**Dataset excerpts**
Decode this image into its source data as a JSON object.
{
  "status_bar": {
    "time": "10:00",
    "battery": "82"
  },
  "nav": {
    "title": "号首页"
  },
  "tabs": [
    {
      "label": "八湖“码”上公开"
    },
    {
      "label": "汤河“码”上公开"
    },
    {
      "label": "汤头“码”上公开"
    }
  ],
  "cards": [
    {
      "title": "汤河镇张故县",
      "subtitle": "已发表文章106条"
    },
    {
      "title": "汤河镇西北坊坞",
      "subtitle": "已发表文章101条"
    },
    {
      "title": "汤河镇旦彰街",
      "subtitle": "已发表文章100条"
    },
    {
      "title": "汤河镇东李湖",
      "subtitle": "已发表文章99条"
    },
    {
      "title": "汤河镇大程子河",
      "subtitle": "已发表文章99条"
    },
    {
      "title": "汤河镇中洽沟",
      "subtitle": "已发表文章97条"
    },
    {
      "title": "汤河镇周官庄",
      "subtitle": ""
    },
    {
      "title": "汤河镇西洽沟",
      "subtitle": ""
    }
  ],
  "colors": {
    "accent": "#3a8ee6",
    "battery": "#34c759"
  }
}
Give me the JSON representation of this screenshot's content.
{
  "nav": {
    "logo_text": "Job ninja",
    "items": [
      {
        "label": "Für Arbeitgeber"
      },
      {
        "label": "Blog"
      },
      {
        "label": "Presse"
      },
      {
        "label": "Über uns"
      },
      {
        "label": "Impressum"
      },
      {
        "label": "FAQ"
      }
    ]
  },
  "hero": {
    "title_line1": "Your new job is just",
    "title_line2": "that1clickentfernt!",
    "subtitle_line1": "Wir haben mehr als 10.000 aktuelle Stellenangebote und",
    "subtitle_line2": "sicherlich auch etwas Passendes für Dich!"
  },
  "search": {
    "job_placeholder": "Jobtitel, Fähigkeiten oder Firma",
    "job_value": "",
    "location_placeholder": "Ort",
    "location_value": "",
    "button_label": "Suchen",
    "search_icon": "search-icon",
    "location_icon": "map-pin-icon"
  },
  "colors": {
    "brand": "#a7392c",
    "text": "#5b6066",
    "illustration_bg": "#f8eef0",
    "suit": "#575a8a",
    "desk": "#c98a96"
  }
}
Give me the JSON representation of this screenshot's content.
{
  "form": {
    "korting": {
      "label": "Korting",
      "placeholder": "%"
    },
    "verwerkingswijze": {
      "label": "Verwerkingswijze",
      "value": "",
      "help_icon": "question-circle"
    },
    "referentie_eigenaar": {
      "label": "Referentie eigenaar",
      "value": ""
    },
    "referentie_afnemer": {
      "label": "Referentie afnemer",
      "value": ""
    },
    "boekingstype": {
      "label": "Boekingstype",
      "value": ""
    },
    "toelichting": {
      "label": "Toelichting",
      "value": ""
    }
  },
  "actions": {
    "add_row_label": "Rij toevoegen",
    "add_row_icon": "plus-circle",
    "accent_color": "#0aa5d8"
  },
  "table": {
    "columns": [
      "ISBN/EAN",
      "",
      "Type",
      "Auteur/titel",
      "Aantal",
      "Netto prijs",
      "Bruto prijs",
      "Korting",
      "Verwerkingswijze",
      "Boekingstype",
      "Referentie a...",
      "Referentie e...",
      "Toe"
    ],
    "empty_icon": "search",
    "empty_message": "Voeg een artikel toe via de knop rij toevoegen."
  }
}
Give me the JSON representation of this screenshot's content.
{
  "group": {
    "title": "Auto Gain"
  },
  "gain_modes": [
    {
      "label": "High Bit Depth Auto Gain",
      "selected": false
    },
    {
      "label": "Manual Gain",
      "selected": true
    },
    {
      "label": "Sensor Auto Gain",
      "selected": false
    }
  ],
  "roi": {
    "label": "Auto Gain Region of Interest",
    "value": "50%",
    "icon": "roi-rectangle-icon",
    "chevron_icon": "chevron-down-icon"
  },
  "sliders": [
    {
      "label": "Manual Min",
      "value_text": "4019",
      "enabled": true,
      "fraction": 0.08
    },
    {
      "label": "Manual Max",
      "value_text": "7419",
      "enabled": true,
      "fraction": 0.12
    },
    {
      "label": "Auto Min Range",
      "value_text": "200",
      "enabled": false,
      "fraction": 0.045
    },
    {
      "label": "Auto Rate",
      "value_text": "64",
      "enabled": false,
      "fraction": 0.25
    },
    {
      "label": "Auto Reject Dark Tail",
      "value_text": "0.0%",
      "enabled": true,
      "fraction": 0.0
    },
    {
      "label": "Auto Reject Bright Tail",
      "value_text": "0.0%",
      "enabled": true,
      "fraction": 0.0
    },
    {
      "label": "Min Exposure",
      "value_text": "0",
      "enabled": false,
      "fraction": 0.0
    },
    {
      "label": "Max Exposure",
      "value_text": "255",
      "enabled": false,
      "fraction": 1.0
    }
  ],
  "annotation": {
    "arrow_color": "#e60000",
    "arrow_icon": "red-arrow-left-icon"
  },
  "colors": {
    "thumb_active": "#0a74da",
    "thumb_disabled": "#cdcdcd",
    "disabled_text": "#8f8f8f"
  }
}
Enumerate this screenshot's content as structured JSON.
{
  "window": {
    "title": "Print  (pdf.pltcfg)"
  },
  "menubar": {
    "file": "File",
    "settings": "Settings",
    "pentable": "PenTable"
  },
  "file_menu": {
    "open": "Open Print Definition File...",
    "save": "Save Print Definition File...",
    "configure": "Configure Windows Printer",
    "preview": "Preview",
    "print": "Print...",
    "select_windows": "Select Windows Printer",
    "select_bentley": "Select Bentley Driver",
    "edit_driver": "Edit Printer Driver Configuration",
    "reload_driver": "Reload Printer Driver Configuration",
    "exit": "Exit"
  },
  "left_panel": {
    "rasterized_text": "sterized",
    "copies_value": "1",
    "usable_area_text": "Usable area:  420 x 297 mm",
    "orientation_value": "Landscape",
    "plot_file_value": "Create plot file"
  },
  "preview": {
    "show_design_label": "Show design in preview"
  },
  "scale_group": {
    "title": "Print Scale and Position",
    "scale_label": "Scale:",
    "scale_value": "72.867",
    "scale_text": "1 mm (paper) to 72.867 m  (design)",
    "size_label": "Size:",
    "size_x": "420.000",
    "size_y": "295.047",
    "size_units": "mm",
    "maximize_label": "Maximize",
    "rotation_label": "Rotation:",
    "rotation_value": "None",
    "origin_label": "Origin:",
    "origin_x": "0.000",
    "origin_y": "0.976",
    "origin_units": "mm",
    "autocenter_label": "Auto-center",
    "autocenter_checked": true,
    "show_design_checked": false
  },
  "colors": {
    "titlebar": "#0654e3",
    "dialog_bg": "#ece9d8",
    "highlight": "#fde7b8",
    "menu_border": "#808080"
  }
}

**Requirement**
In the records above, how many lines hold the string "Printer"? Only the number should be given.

**Output of the task**
4